- **Records**
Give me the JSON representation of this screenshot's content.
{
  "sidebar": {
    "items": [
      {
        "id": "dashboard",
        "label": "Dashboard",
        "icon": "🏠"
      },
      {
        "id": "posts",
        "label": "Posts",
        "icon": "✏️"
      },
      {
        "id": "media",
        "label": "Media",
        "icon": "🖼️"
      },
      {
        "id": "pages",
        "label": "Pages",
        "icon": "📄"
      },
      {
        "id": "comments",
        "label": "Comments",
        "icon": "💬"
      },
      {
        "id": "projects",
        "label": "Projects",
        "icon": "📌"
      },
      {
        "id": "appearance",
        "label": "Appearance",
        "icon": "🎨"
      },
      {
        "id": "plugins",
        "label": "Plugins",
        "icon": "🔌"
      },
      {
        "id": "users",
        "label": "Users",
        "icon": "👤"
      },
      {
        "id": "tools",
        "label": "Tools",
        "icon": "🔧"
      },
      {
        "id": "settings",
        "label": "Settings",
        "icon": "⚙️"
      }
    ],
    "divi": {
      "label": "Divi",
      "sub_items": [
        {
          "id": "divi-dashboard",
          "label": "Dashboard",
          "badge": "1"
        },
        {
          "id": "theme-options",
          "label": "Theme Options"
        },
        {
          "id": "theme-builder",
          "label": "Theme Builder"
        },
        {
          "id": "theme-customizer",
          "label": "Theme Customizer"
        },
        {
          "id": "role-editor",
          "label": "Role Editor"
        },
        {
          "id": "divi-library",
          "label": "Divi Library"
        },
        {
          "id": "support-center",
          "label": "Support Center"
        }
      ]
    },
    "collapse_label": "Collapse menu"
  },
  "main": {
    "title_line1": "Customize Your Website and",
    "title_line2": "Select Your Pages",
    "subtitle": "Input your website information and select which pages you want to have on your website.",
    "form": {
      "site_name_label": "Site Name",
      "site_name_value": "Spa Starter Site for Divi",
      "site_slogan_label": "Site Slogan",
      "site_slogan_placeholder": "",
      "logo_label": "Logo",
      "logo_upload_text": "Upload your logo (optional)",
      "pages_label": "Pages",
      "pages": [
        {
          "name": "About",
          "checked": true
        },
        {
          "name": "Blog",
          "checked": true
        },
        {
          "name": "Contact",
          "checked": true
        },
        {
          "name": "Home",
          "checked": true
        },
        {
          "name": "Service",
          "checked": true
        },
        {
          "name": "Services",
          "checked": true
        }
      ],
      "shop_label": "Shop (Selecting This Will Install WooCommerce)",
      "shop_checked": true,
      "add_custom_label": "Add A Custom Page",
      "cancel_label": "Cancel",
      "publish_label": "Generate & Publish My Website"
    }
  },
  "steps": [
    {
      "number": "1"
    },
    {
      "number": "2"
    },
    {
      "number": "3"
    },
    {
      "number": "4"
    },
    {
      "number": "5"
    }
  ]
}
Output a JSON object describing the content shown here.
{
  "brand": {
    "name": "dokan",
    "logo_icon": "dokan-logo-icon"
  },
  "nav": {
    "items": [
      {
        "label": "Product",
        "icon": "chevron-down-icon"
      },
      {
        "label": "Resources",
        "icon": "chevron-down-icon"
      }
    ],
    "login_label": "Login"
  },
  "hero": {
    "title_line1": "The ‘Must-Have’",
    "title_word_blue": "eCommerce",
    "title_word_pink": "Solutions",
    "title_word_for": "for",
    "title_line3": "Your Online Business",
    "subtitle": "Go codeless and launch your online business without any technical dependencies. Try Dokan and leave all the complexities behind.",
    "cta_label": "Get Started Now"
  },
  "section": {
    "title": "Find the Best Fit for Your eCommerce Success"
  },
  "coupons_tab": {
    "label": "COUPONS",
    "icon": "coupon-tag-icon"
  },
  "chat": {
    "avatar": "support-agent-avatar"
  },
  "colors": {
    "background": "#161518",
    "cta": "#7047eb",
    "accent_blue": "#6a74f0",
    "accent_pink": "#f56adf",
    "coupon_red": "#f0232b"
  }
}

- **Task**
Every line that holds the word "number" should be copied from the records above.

- **Task output**
      "number": "1"
      "number": "2"
      "number": "3"
      "number": "4"
      "number": "5"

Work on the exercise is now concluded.